_Problem description_
Word for word, output every line of the material below, minus pictures.

>>>

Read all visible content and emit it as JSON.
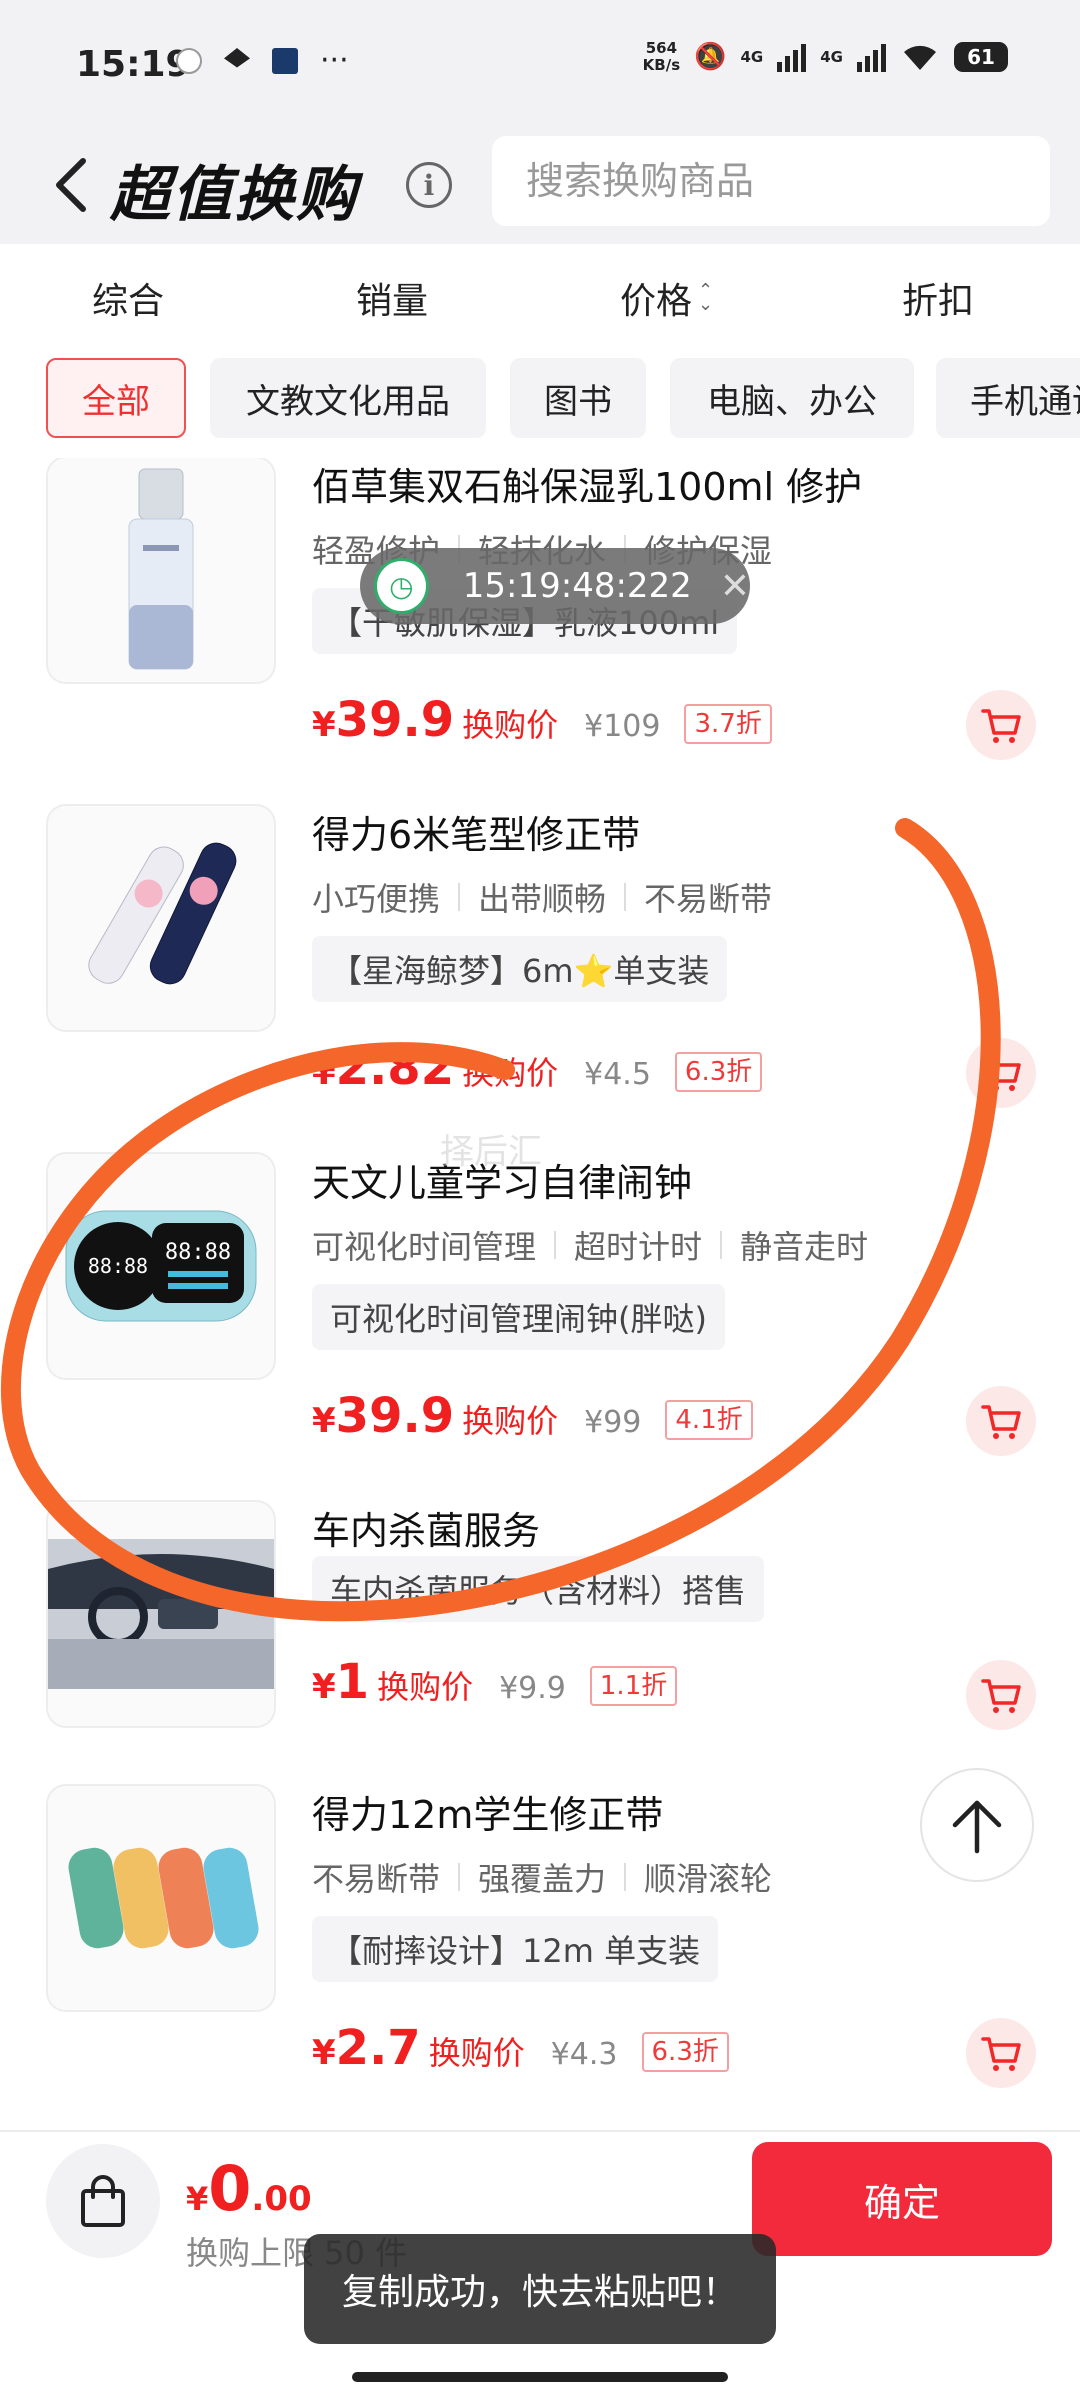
{
  "status_bar": {
    "time": "15:19",
    "net_speed_value": "564",
    "net_speed_unit": "KB/s",
    "network_1": "4G",
    "network_2": "4G",
    "battery": "61",
    "more": "···"
  },
  "header": {
    "title": "超值换购",
    "search_placeholder": "搜索换购商品"
  },
  "sort_tabs": [
    "综合",
    "销量",
    "价格",
    "折扣"
  ],
  "categories": [
    "全部",
    "文教文化用品",
    "图书",
    "电脑、办公",
    "手机通讯"
  ],
  "products": [
    {
      "title": "佰草集双石斛保湿乳100ml 修护",
      "tags": [
        "轻盈修护",
        "轻抹化水",
        "修护保湿"
      ],
      "spec": "【干敏肌保湿】乳液100ml",
      "price": "39.9",
      "swap_label": "换购价",
      "original_price": "¥109",
      "discount": "3.7折"
    },
    {
      "title": "得力6米笔型修正带",
      "tags": [
        "小巧便携",
        "出带顺畅",
        "不易断带"
      ],
      "spec": "【星海鲸梦】6m⭐单支装",
      "price": "2.82",
      "swap_label": "换购价",
      "original_price": "¥4.5",
      "discount": "6.3折"
    },
    {
      "title": "天文儿童学习自律闹钟",
      "tags": [
        "可视化时间管理",
        "超时计时",
        "静音走时"
      ],
      "spec": "可视化时间管理闹钟(胖哒)",
      "price": "39.9",
      "swap_label": "换购价",
      "original_price": "¥99",
      "discount": "4.1折"
    },
    {
      "title": "车内杀菌服务",
      "tags": [],
      "spec": "车内杀菌服务（含材料）搭售",
      "price": "1",
      "swap_label": "换购价",
      "original_price": "¥9.9",
      "discount": "1.1折"
    },
    {
      "title": "得力12m学生修正带",
      "tags": [
        "不易断带",
        "强覆盖力",
        "顺滑滚轮"
      ],
      "spec": "【耐摔设计】12m 单支装",
      "price": "2.7",
      "swap_label": "换购价",
      "original_price": "¥4.3",
      "discount": "6.3折"
    }
  ],
  "timer_overlay": {
    "time": "15:19:48:222",
    "close": "✕"
  },
  "watermark": "择后汇",
  "bottom_bar": {
    "currency": "¥",
    "total_int": "0",
    "total_dec": ".00",
    "limit": "换购上限 50 件",
    "confirm": "确定"
  },
  "toast": "复制成功，快去粘贴吧！",
  "colors": {
    "accent": "#f02020",
    "confirm_button": "#f22a3b",
    "scribble": "#f4662a"
  },
  "icons": {
    "back": "chevron-left-icon",
    "info": "info-icon",
    "cart": "cart-icon",
    "scroll_top": "arrow-up-icon",
    "bag": "shopping-bag-icon"
  }
}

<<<

_Response to this task_
Read all visible content and emit it as JSON.
{
  "status_bar": {
    "time": "15:19",
    "net_speed_value": "564",
    "net_speed_unit": "KB/s",
    "network_1": "4G",
    "network_2": "4G",
    "battery": "61",
    "more": "···"
  },
  "header": {
    "title": "超值换购",
    "search_placeholder": "搜索换购商品"
  },
  "sort_tabs": [
    "综合",
    "销量",
    "价格",
    "折扣"
  ],
  "categories": [
    "全部",
    "文教文化用品",
    "图书",
    "电脑、办公",
    "手机通讯"
  ],
  "products": [
    {
      "title": "佰草集双石斛保湿乳100ml 修护",
      "tags": [
        "轻盈修护",
        "轻抹化水",
        "修护保湿"
      ],
      "spec": "【干敏肌保湿】乳液100ml",
      "price": "39.9",
      "swap_label": "换购价",
      "original_price": "¥109",
      "discount": "3.7折"
    },
    {
      "title": "得力6米笔型修正带",
      "tags": [
        "小巧便携",
        "出带顺畅",
        "不易断带"
      ],
      "spec": "【星海鲸梦】6m⭐单支装",
      "price": "2.82",
      "swap_label": "换购价",
      "original_price": "¥4.5",
      "discount": "6.3折"
    },
    {
      "title": "天文儿童学习自律闹钟",
      "tags": [
        "可视化时间管理",
        "超时计时",
        "静音走时"
      ],
      "spec": "可视化时间管理闹钟(胖哒)",
      "price": "39.9",
      "swap_label": "换购价",
      "original_price": "¥99",
      "discount": "4.1折"
    },
    {
      "title": "车内杀菌服务",
      "tags": [],
      "spec": "车内杀菌服务（含材料）搭售",
      "price": "1",
      "swap_label": "换购价",
      "original_price": "¥9.9",
      "discount": "1.1折"
    },
    {
      "title": "得力12m学生修正带",
      "tags": [
        "不易断带",
        "强覆盖力",
        "顺滑滚轮"
      ],
      "spec": "【耐摔设计】12m 单支装",
      "price": "2.7",
      "swap_label": "换购价",
      "original_price": "¥4.3",
      "discount": "6.3折"
    }
  ],
  "timer_overlay": {
    "time": "15:19:48:222",
    "close": "✕"
  },
  "watermark": "择后汇",
  "bottom_bar": {
    "currency": "¥",
    "total_int": "0",
    "total_dec": ".00",
    "limit": "换购上限 50 件",
    "confirm": "确定"
  },
  "toast": "复制成功，快去粘贴吧！",
  "colors": {
    "accent": "#f02020",
    "confirm_button": "#f22a3b",
    "scribble": "#f4662a"
  },
  "icons": {
    "back": "chevron-left-icon",
    "info": "info-icon",
    "cart": "cart-icon",
    "scroll_top": "arrow-up-icon",
    "bag": "shopping-bag-icon"
  }
}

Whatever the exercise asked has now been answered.